In September 2009, G20 leaders agreed that as part of their overall commitments to reforming the over-the-counter (OTC) derivatives market, that OTC derivative contracts should be reported to trade repositories (TRs), and asked the Financial Stability Board (FSB) and its members to assess regularly implementation and whether it is sufficient to improve transparency in the derivatives markets, mitigate systemic risk, and protect against market abuse.
The FSB has now released two reports on the progress made in implementing the OTC derivatives market reforms. These are:
- Peer Review Report – Thematic Review on OTC Derivatives Trade Reporting. In summary, the report notes that most jurisdictions have made and are making substantial reforms to their regulatory regimes to meet the G20 commitment that OTC derivatives should be reported to TRs, and good progress in implementation is underway. To ensure that reporting of OTC derivative transactions delivers on the G20 goals, further work needs to be undertaken, including addressing various issues that span the extent of reporting, legal barriers to reporting and authorities’ access, and operational and technical frameworks to support data quality and usability. To monitor progress on the report’s recommendations, FSB member jurisdictions will be asked to report to the FSB by June 2016 on their planned actions. The FSB will also monitor progress on these recommendations as part of its regular reporting on the implementation of OTC derivatives market reforms; and
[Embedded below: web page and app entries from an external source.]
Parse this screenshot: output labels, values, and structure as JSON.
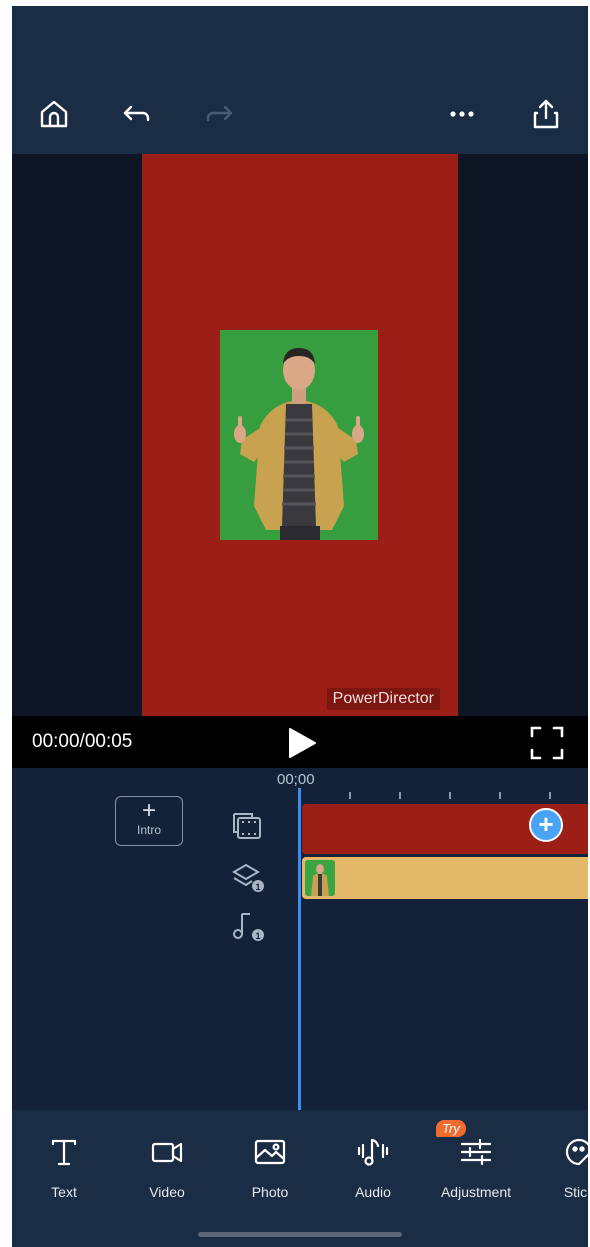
{
  "preview": {
    "watermark": "PowerDirector"
  },
  "playback": {
    "timecode": "00:00/00:05"
  },
  "timeline": {
    "intro_plus": "+",
    "intro_label": "Intro",
    "ruler_start": "00;00",
    "overlay_badge": "1",
    "audio_badge": "1"
  },
  "toolbar": {
    "try_badge": "Try",
    "items": [
      {
        "label": "Text",
        "icon": "text-icon"
      },
      {
        "label": "Video",
        "icon": "video-camera-icon"
      },
      {
        "label": "Photo",
        "icon": "photo-icon"
      },
      {
        "label": "Audio",
        "icon": "audio-note-icon"
      },
      {
        "label": "Adjustment",
        "icon": "sliders-icon"
      },
      {
        "label": "Stick",
        "icon": "sticker-icon"
      }
    ]
  },
  "colors": {
    "background": "#132238",
    "canvas_red": "#9b1e17",
    "overlay_clip": "#e3b867",
    "accent_blue": "#3d8cf0",
    "try_orange": "#f26b2e"
  }
}
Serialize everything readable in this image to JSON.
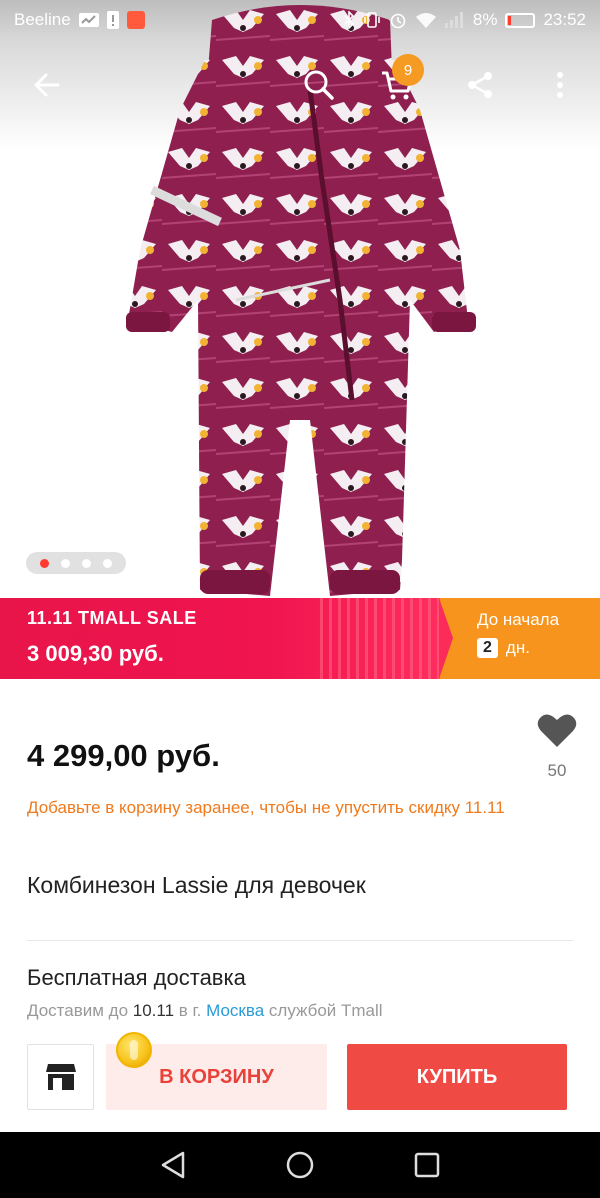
{
  "status_bar": {
    "carrier": "Beeline",
    "battery_percent": "8%",
    "time": "23:52"
  },
  "top_bar": {
    "cart_count": "9",
    "icons": [
      "back-arrow-icon",
      "search-icon",
      "cart-icon",
      "share-icon",
      "more-vert-icon"
    ]
  },
  "gallery": {
    "total_images": 4,
    "active_index": 0
  },
  "sale_banner": {
    "title": "11.11 TMALL SALE",
    "sale_price": "3 009,30 руб.",
    "countdown_label": "До начала",
    "countdown_value": "2",
    "countdown_unit": "дн."
  },
  "product": {
    "price": "4 299,00 руб.",
    "favorites_count": "50",
    "promo_note": "Добавьте в корзину заранее, чтобы не упустить скидку 11.11",
    "title": "Комбинезон Lassie для девочек"
  },
  "delivery": {
    "title": "Бесплатная доставка",
    "prefix": "Доставим до",
    "date": "10.11",
    "city_prefix": "в г.",
    "city": "Москва",
    "suffix": "службой Tmall"
  },
  "actions": {
    "add_to_cart": "В КОРЗИНУ",
    "buy": "КУПИТЬ"
  },
  "colors": {
    "sale_pink": "#e8154a",
    "countdown_orange": "#f7941d",
    "buy_red": "#f04a45",
    "promo_orange": "#f07a1c",
    "link_blue": "#2a9bd8"
  }
}
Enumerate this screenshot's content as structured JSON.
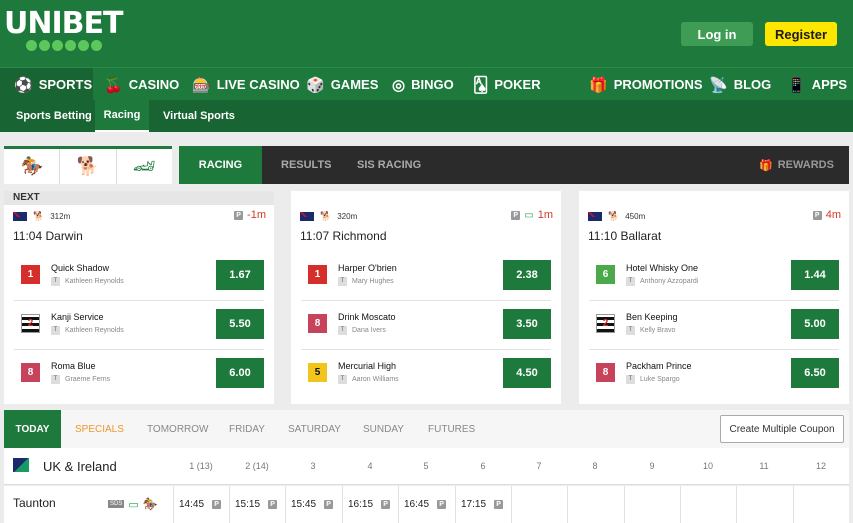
{
  "brand": {
    "name": "UNIBET"
  },
  "auth": {
    "login": "Log in",
    "register": "Register"
  },
  "nav": [
    {
      "label": "SPORTS",
      "icon": "⚽"
    },
    {
      "label": "CASINO",
      "icon": "🍒"
    },
    {
      "label": "LIVE CASINO",
      "icon": "🎰"
    },
    {
      "label": "GAMES",
      "icon": "🎲"
    },
    {
      "label": "BINGO",
      "icon": "◎"
    },
    {
      "label": "POKER",
      "icon": "🂡"
    },
    {
      "label": "PROMOTIONS",
      "icon": "🎁"
    },
    {
      "label": "BLOG",
      "icon": "📡"
    },
    {
      "label": "APPS",
      "icon": "📱"
    }
  ],
  "subnav": [
    "Sports Betting",
    "Racing",
    "Virtual Sports"
  ],
  "racing_tabs": {
    "racing": "RACING",
    "results": "RESULTS",
    "sis": "SIS RACING",
    "rewards": "REWARDS"
  },
  "cards": [
    {
      "next": "NEXT",
      "distance": "312m",
      "timer": "-1m",
      "venue": "11:04 Darwin",
      "runners": [
        {
          "num": "1",
          "name": "Quick Shadow",
          "trainer": "Kathleen Reynolds",
          "odds": "1.67",
          "tag": "T"
        },
        {
          "num": "2",
          "name": "Kanji Service",
          "trainer": "Kathleen Reynolds",
          "odds": "5.50",
          "tag": "T"
        },
        {
          "num": "8",
          "name": "Roma Blue",
          "trainer": "Graeme Ferns",
          "odds": "6.00",
          "tag": "T"
        }
      ]
    },
    {
      "distance": "320m",
      "timer": "1m",
      "venue": "11:07 Richmond",
      "runners": [
        {
          "num": "1",
          "name": "Harper O'brien",
          "trainer": "Mary Hughes",
          "odds": "2.38",
          "tag": "T"
        },
        {
          "num": "8",
          "name": "Drink Moscato",
          "trainer": "Dana Ivers",
          "odds": "3.50",
          "tag": "T"
        },
        {
          "num": "5",
          "name": "Mercurial High",
          "trainer": "Aaron Williams",
          "odds": "4.50",
          "tag": "T"
        }
      ]
    },
    {
      "distance": "450m",
      "timer": "4m",
      "venue": "11:10 Ballarat",
      "runners": [
        {
          "num": "6",
          "name": "Hotel Whisky One",
          "trainer": "Anthony Azzopardi",
          "odds": "1.44",
          "tag": "T"
        },
        {
          "num": "2",
          "name": "Ben Keeping",
          "trainer": "Kelly Bravo",
          "odds": "5.00",
          "tag": "T"
        },
        {
          "num": "8",
          "name": "Packham Prince",
          "trainer": "Luke Spargo",
          "odds": "6.50",
          "tag": "T"
        }
      ]
    }
  ],
  "p_badge": "P",
  "days": [
    "TODAY",
    "SPECIALS",
    "TOMORROW",
    "FRIDAY",
    "SATURDAY",
    "SUNDAY",
    "FUTURES"
  ],
  "coupon": "Create Multiple Coupon",
  "region": {
    "title": "UK & Ireland",
    "cols": [
      "1 (13)",
      "2 (14)",
      "3",
      "4",
      "5",
      "6",
      "7",
      "8",
      "9",
      "10",
      "11",
      "12"
    ]
  },
  "meeting": {
    "name": "Taunton",
    "sis": "SDS",
    "times": [
      "14:45",
      "15:15",
      "15:45",
      "16:15",
      "16:45",
      "17:15"
    ]
  }
}
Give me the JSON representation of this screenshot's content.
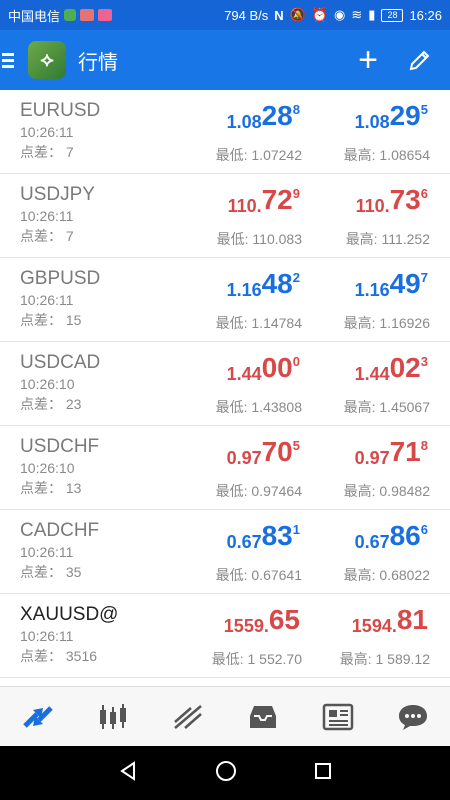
{
  "status_bar": {
    "carrier": "中国电信",
    "speed": "794 B/s",
    "battery": "28",
    "time": "16:26"
  },
  "app_bar": {
    "title": "行情"
  },
  "colors": {
    "primary": "#1976e6",
    "bid_ask_up": "#1a6fe0",
    "bid_ask_down": "#d84848"
  },
  "quotes": [
    {
      "symbol": "EURUSD",
      "time": "10:26:11",
      "spread_label": "点差：",
      "spread": "7",
      "bid": {
        "small": "1.08",
        "big": "28",
        "sup": "8",
        "color": "blue"
      },
      "ask": {
        "small": "1.08",
        "big": "29",
        "sup": "5",
        "color": "blue"
      },
      "low": "最低: 1.07242",
      "high": "最高: 1.08654"
    },
    {
      "symbol": "USDJPY",
      "time": "10:26:11",
      "spread_label": "点差：",
      "spread": "7",
      "bid": {
        "small": "110.",
        "big": "72",
        "sup": "9",
        "color": "red"
      },
      "ask": {
        "small": "110.",
        "big": "73",
        "sup": "6",
        "color": "red"
      },
      "low": "最低: 110.083",
      "high": "最高: 111.252"
    },
    {
      "symbol": "GBPUSD",
      "time": "10:26:11",
      "spread_label": "点差：",
      "spread": "15",
      "bid": {
        "small": "1.16",
        "big": "48",
        "sup": "2",
        "color": "blue"
      },
      "ask": {
        "small": "1.16",
        "big": "49",
        "sup": "7",
        "color": "blue"
      },
      "low": "最低: 1.14784",
      "high": "最高: 1.16926"
    },
    {
      "symbol": "USDCAD",
      "time": "10:26:10",
      "spread_label": "点差：",
      "spread": "23",
      "bid": {
        "small": "1.44",
        "big": "00",
        "sup": "0",
        "color": "red"
      },
      "ask": {
        "small": "1.44",
        "big": "02",
        "sup": "3",
        "color": "red"
      },
      "low": "最低: 1.43808",
      "high": "最高: 1.45067"
    },
    {
      "symbol": "USDCHF",
      "time": "10:26:10",
      "spread_label": "点差：",
      "spread": "13",
      "bid": {
        "small": "0.97",
        "big": "70",
        "sup": "5",
        "color": "red"
      },
      "ask": {
        "small": "0.97",
        "big": "71",
        "sup": "8",
        "color": "red"
      },
      "low": "最低: 0.97464",
      "high": "最高: 0.98482"
    },
    {
      "symbol": "CADCHF",
      "time": "10:26:11",
      "spread_label": "点差：",
      "spread": "35",
      "bid": {
        "small": "0.67",
        "big": "83",
        "sup": "1",
        "color": "blue"
      },
      "ask": {
        "small": "0.67",
        "big": "86",
        "sup": "6",
        "color": "blue"
      },
      "low": "最低: 0.67641",
      "high": "最高: 0.68022"
    },
    {
      "symbol": "XAUUSD@",
      "time": "10:26:11",
      "spread_label": "点差：",
      "spread": "3516",
      "bid": {
        "small": "1559.",
        "big": "65",
        "sup": "",
        "color": "red"
      },
      "ask": {
        "small": "1594.",
        "big": "81",
        "sup": "",
        "color": "red"
      },
      "low": "最低: 1 552.70",
      "high": "最高: 1 589.12",
      "dark": true
    }
  ],
  "bottom_nav": [
    "quotes-icon",
    "chart-candles-icon",
    "trade-icon",
    "inbox-icon",
    "news-icon",
    "chat-icon"
  ]
}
- Tenth Progress Report on Implementation – OTC Derivatives Market Reforms. In summary, the report notes that FSB member jurisdictions continue to take steps to implement OTC derivatives market reforms. Overall, 12 jurisdictions have central clearing frameworks in force that apply to over 90% of transactions in their markets, and in eight jurisdictions platform trading frameworks are in force that apply to over 90% of transactions. Also, the implementation of capital requirements for non-centrally cleared derivatives has remained most advanced for some time, and there have been no changes in this reform area since the FSB’s July 2015 progress report. Most jurisdictions are in the early phases of implementing the BCBS-IOSCO framework for margin requirements for non-centrally cleared derivatives; since July two jurisdictions have proposed standards in this area. Finally, almost all FSB jurisdictions have in force trade reporting requirements covering over 90% of transactions in their markets.
View FSB reports describe progress in implementing OTC derivatives market reforms, and highlight where further work is needed, 4 November 2015